TASK OBJECTIVE —
Whichever lines include the word "name", copy them as they appear in the data.

Entries from a dataset of interfaces:

▬▬▬▬▬▬

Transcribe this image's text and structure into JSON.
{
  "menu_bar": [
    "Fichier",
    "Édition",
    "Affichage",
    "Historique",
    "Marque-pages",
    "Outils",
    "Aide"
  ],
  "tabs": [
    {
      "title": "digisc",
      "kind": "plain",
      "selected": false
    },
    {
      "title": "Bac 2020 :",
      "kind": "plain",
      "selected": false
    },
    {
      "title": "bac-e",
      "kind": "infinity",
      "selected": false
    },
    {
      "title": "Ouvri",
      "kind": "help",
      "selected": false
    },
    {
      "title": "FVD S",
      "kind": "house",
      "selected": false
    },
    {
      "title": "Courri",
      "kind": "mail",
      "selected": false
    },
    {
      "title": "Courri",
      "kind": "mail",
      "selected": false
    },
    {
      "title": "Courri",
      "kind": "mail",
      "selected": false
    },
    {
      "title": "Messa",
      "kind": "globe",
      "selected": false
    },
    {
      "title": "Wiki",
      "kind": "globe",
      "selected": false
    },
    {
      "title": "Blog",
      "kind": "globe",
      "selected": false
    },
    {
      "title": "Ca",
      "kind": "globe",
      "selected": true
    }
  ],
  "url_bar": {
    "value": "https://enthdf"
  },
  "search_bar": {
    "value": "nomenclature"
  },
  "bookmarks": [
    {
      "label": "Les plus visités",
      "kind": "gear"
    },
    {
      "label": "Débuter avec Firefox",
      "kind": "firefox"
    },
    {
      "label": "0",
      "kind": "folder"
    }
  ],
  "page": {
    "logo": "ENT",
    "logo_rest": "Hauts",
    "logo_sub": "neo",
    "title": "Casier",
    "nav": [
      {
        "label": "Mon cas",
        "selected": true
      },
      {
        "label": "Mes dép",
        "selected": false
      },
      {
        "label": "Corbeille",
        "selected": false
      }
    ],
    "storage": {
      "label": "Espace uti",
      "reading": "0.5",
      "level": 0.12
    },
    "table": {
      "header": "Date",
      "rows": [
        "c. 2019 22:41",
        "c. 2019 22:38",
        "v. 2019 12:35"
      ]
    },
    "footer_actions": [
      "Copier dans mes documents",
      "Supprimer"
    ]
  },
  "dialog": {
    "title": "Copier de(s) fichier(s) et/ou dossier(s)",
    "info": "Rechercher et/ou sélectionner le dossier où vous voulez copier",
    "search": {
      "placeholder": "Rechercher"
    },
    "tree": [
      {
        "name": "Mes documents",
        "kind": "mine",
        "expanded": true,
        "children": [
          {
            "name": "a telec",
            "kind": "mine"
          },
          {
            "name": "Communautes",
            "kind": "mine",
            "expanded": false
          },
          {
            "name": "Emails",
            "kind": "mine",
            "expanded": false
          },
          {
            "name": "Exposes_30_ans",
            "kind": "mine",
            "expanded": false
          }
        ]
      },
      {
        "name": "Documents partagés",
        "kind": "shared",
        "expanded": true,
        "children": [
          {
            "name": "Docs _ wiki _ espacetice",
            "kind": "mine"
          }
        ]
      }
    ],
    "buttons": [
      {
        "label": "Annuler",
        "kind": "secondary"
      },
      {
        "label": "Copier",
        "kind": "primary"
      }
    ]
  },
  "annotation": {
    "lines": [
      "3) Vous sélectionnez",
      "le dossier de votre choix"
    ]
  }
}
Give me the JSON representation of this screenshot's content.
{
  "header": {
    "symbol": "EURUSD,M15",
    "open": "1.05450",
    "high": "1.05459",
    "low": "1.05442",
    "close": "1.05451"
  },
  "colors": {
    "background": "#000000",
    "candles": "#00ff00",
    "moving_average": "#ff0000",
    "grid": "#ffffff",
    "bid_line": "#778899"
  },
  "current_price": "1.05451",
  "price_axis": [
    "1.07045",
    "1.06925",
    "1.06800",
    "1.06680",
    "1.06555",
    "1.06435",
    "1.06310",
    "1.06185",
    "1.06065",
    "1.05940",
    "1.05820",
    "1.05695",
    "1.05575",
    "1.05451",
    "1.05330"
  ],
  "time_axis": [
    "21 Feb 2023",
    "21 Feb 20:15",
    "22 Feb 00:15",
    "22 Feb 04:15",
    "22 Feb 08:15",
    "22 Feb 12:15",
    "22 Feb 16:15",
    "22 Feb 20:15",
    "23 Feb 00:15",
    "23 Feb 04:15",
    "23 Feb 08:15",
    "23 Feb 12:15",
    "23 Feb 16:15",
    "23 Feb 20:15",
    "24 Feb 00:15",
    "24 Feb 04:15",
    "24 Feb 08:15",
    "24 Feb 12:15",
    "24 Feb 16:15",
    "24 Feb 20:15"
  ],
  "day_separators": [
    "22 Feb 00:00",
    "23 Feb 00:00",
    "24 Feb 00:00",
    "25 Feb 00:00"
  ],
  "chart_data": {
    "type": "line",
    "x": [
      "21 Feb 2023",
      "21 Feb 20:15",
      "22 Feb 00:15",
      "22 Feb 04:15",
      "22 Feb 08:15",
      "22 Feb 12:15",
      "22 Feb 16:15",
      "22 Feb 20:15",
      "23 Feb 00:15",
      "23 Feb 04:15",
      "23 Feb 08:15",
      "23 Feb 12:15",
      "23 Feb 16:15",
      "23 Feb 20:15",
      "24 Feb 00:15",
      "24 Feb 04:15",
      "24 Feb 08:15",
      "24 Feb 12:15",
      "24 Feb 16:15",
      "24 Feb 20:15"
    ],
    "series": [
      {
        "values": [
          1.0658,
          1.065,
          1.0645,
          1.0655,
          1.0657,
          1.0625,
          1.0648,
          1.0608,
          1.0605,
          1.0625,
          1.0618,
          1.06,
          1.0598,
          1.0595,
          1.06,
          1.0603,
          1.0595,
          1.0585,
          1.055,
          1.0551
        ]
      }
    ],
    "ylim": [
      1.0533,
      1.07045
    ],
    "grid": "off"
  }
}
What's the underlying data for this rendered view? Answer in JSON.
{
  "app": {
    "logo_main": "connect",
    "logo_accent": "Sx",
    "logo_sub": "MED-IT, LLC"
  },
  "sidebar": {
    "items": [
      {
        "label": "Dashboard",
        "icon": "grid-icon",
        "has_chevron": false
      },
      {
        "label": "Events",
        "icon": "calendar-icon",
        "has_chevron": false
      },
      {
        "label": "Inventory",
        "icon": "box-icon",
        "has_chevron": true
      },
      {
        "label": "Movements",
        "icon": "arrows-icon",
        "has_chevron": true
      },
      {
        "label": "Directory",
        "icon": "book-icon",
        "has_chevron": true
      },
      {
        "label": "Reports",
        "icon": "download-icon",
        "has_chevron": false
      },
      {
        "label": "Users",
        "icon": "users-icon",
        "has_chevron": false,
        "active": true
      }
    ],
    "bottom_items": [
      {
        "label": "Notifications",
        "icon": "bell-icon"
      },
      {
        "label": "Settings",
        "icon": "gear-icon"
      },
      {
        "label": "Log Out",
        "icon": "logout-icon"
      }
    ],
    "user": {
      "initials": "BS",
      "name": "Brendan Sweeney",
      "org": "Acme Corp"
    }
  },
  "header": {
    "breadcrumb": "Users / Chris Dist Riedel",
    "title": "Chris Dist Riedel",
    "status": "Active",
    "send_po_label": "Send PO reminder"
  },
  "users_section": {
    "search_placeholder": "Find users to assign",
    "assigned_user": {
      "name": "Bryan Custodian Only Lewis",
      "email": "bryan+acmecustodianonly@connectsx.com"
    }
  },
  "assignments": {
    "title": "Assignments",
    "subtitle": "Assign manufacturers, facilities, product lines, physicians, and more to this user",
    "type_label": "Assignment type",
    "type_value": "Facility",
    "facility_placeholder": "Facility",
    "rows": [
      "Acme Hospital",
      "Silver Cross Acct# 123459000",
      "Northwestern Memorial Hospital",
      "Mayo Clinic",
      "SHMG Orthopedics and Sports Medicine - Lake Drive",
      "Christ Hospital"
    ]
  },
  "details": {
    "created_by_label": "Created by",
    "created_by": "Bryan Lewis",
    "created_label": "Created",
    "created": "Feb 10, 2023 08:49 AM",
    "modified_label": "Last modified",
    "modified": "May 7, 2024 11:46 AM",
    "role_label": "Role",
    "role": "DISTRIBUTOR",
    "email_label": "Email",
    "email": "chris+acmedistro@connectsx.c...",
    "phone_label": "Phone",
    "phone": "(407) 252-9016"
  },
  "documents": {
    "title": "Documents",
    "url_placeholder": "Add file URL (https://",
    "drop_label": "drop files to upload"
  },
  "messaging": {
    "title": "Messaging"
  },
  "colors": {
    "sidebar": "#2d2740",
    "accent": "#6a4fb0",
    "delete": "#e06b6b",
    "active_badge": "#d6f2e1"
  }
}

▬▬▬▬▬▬

WRITTEN ANSWER —
        "name": "Mes documents",
            "name": "a telec",
            "name": "Communautes",
            "name": "Emails",
            "name": "Exposes_30_ans",
        "name": "Documents partagés",
            "name": "Docs _ wiki _ espacetice",
      "name": "Brendan Sweeney",
      "name": "Bryan Custodian Only Lewis",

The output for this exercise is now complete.